When the seal fails, moist air infiltrates the space between the panes, encountering the cool inner glass and forming the telltale condensation. This not only obstructs your view but also:

  • Reduces the window’s insulating ability: The trapped moisture negates the insulating properties of the argon gas, making your home less energy-efficient.
  • Creates a breeding ground for mold: The stagnant, humid environment between the panes can become a haven for mold growth, posing health risks and further damaging the window components.

What to do when condensation strikes between the panes:

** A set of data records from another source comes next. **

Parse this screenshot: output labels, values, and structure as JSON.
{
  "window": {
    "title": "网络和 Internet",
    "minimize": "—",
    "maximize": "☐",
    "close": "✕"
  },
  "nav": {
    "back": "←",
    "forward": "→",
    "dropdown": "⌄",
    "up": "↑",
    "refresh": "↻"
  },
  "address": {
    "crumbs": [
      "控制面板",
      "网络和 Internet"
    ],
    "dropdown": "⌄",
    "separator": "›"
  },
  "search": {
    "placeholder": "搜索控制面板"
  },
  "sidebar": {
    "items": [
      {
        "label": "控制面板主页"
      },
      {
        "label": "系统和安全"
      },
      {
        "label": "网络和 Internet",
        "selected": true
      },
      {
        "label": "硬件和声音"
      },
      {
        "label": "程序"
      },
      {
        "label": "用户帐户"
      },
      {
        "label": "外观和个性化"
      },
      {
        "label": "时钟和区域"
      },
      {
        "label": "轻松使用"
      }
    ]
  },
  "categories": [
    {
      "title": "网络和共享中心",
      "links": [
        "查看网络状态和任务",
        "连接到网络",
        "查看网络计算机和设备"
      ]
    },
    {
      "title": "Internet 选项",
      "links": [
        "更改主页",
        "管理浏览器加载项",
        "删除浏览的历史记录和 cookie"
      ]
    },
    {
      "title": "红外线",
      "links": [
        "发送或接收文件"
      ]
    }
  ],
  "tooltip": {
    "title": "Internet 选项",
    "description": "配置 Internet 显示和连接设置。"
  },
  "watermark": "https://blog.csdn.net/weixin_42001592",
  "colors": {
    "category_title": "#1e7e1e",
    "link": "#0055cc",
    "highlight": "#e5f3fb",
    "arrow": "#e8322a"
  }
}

Unfortunately, condensation between double-pane windows is not easily remedied. Attempts to remove the moisture internally or reseal the window yourself are often ineffective and can void any warranties. The most straightforward solution is to have a professional replace the glass or the affected window unit.  Dick’s Rancho Glass can replace the glass efficiently and promptly and your new glass will come with a ten year warranty protecting you from this happening again.

While replacing window panes can seem daunting, consider it an investment in your home’s comfort and energy efficiency. Modern double-paned windows offer superior insulation and durability, making them a worthwhile upgrade in the long run.

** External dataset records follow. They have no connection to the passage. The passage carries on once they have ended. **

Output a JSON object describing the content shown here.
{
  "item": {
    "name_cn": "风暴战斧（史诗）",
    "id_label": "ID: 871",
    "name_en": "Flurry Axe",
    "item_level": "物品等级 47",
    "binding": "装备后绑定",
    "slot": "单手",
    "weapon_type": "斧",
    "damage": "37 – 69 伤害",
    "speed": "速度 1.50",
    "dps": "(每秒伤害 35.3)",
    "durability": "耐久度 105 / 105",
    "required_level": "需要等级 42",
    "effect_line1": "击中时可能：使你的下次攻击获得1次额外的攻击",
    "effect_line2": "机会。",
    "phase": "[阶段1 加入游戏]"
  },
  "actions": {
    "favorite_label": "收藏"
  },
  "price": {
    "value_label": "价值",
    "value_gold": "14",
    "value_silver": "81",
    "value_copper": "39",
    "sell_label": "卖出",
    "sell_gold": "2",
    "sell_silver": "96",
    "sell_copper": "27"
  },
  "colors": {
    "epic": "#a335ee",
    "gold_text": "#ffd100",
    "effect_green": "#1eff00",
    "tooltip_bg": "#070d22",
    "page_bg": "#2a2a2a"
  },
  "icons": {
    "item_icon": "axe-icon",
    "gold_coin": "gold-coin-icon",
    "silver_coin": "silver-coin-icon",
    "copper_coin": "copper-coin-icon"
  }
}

Prevention is key:

While not always preventable, you can minimize the risk of seal failure by:

  • Choosing high-quality windows and glass doors: Opt for reputable brands, such as Milgard windows and patio doors, known for their durable seals and construction.
  • Proper installation: Ensure qualified professionals install your windows to avoid any seal damage.
  • Regular maintenance: Inspect your windows for signs of wear and tear, including any condensation between the panes, and address any concerns promptly.

By understanding the causes and consequences of condensation between double-pane windows, you can make informed decisions about their repair or replacement.

Condensation on the outside of your windows

The most common time to see outside condensation is in early mornings. When the sun hasn’t risen yet, the window glass has cooled down overnight while the outside air remains humid from the previous day. As the sun rises and warms the air, the condensation usually disappears. This can also happen in summer when the air conditioning cools the window glass below the dew point of the outside air.

Condensation on the outside of your window is not a cause for concern. It’s actually a sign that your windows are doing their job effectively by preventing heat transfer from inside to outside or vice versa. of course, persistent condensation can be a sign of excessively high humidity levels outside, which could lead to other problems like mold growth in your siding or roof.

Window condensation mysteries solved! Whether it occurs inside, outside, or between window panes, we see that each has its own causes and concerns. But only one means a window problem: fog or water droplets between glass panes. That’s a broken seal, time for a fix by Dick’s Rancho Glass. Give us a call, contact us online, or visit one of our two glass showrooms in the Sacramento region:

Dick’s Rancho Glass Sacramento at 2900 ROUTIER ROAD; Phone: (916)363-6554

Dick’s Rancho Glass Fair Oaks at 5349 SAN JUAN AVE. Phone: (916)863-2500